Walkable Suburbanism: Palo Alto, CA

Palo Alto is thought to be one of the most educated and expensive cities in the United States. It is a diverse community; with a mixture of old and new and a vibrant pedestrian friendly core. Palo Alto is also the location of Stanford University and is considered to be the “birth place of the Silicon Valley.”

Located 33 miles south of San Francisco, Palo Alto was founded by Leland Stanford Sr., when he established Stanford University in 1885. Leland Stanford Sr. was the 8th Governor of California and the president of the Southern Pacific and Central Pacific Railroads. The city is named after a famous redwood tree popular in the area, known as El Palo Alto, translated from Spanish to mean “tall tree.”

Stanford originally intended to found his university in neighboring Mayfield, with the condition that alcohol be banned from the rowdy town. With his reform request rejected, 740 acres outside of Mayfield was acquired for the establishment of Palo Alto in 1894. In 1925, the two neighboring cities merged given present day Palo Alto the distinction of have two downtown areas.

Largely built-out by the1960s, the city’s housing stock contains a large collection of Craftsman and California Colonials dating back to the late-19th century and Eichler-style structures built in the years following the end of World War II. Due to a large jobs-to-housing imbalance and being home to some of the most attractive jobs in the nation, Palo Alto’s housing market values are some of the most expensive in the country.

Located in the heart of the Silicon Valley, there are over 98,000 people employed in the city of 66,853 residents. Notable firms and research facilities headquartered in the city include Hewlett-Packard, Tesla Motors, VMware, Inc. and Space Systems/Loral. Others include Accenture, Dell, Groupon, Lockheed Martin, Merrill Lynch, Nokia Research Center, SAP SE, and Skype. Companies once headquartered in Palo Alto include Google, Facebook and PayPal.

Downtown Palo Alto is centered along University Avenue. Here, visitors will find theaters, bookstores, clothing stores, oriental rug stores and jewelry stores in addition to several restaurants, outdoor cafes, bars and entertainment venues. What you won’t find is parking meters. On-street parking, municipal parking lots and garages are free. University Avenue is also the location of Palo Alto’s CalTrain commuter rail station. It is CalTrain’s second most popular behind 4th and King in San Francisco.
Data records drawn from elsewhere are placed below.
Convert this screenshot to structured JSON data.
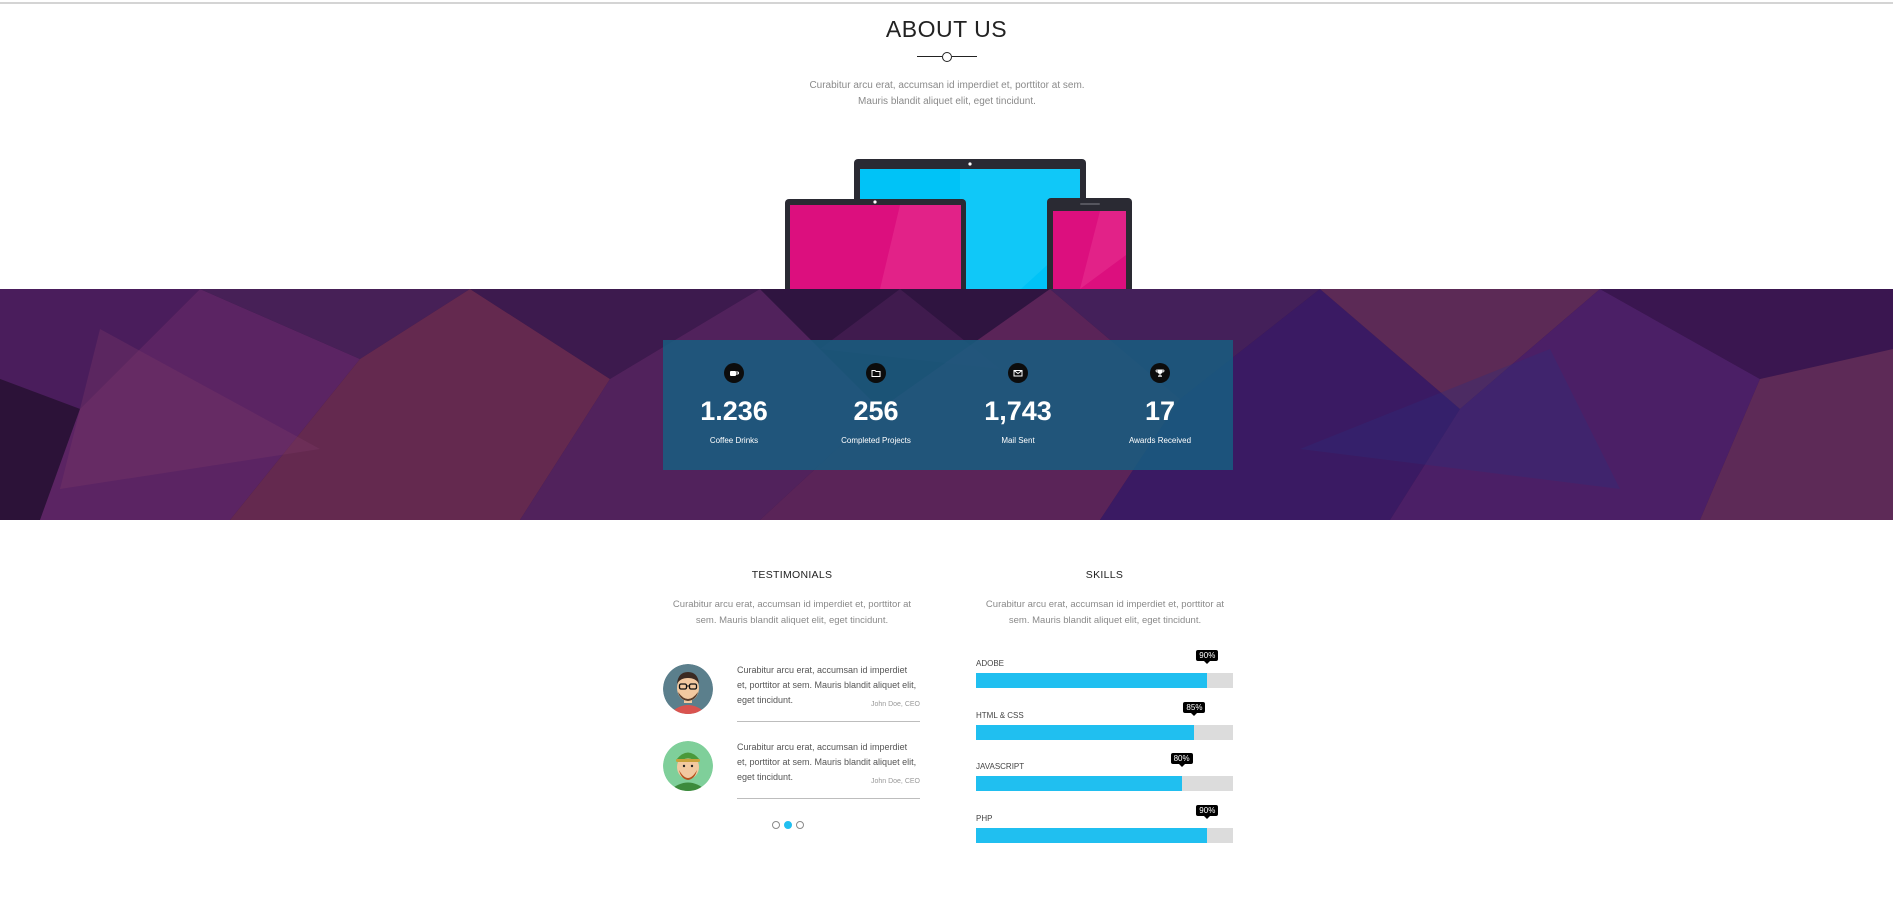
{
  "about": {
    "title": "ABOUT US",
    "text": "Curabitur arcu erat, accumsan id imperdiet et, porttitor at sem. Mauris blandit aliquet elit, eget tincidunt."
  },
  "stats": [
    {
      "icon": "coffee-icon",
      "value": "1.236",
      "label": "Coffee Drinks"
    },
    {
      "icon": "folder-icon",
      "value": "256",
      "label": "Completed Projects"
    },
    {
      "icon": "envelope-icon",
      "value": "1,743",
      "label": "Mail Sent"
    },
    {
      "icon": "trophy-icon",
      "value": "17",
      "label": "Awards Received"
    }
  ],
  "testimonials": {
    "title": "TESTIMONIALS",
    "text": "Curabitur arcu erat, accumsan id imperdiet et, porttitor at sem. Mauris blandit aliquet elit, eget tincidunt.",
    "items": [
      {
        "quote": "Curabitur arcu erat, accumsan id imperdiet et, porttitor at sem. Mauris blandit aliquet elit, eget tincidunt.",
        "author": "John Doe, CEO"
      },
      {
        "quote": "Curabitur arcu erat, accumsan id imperdiet et, porttitor at sem. Mauris blandit aliquet elit, eget tincidunt.",
        "author": "John Doe, CEO"
      }
    ],
    "pager": {
      "count": 3,
      "active": 2
    }
  },
  "skills": {
    "title": "SKILLS",
    "text": "Curabitur arcu erat, accumsan id imperdiet et, porttitor at sem. Mauris blandit aliquet elit, eget tincidunt.",
    "items": [
      {
        "name": "ADOBE",
        "percent": 90,
        "label": "90%"
      },
      {
        "name": "HTML & CSS",
        "percent": 85,
        "label": "85%"
      },
      {
        "name": "JAVASCRIPT",
        "percent": 80,
        "label": "80%"
      },
      {
        "name": "PHP",
        "percent": 90,
        "label": "90%"
      }
    ]
  },
  "colors": {
    "accent": "#20bff0",
    "stats_panel": "#185e80",
    "band_base": "#3a1747",
    "device_pink": "#dc0f7e",
    "device_cyan": "#00c3f7"
  }
}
The first Bicycle Boulevard in the nation was established in the city during the 1980s. Today, nearly 10% of the city’s residents bike to work. In addition, 4.8% walk to work. Home to a well-connected street grid, the city’s municipal code protects an extensive urban forest, providing shade and slowing down automobile traffic.

Palo Alto has also made several “top lists” for cities in which millennials should move. With an unemployment rate of under 4%, the job market alone is an attractive aspect of this city. However, Palo Alto offers much, much more with ample access to bars and restaurants, transit access to the Bay Area’s largest cities and a high level of education and diversity among residents.

Article by Kristen Pickrell and Ennis Davis, AICP. Photographs by Daniel Herbin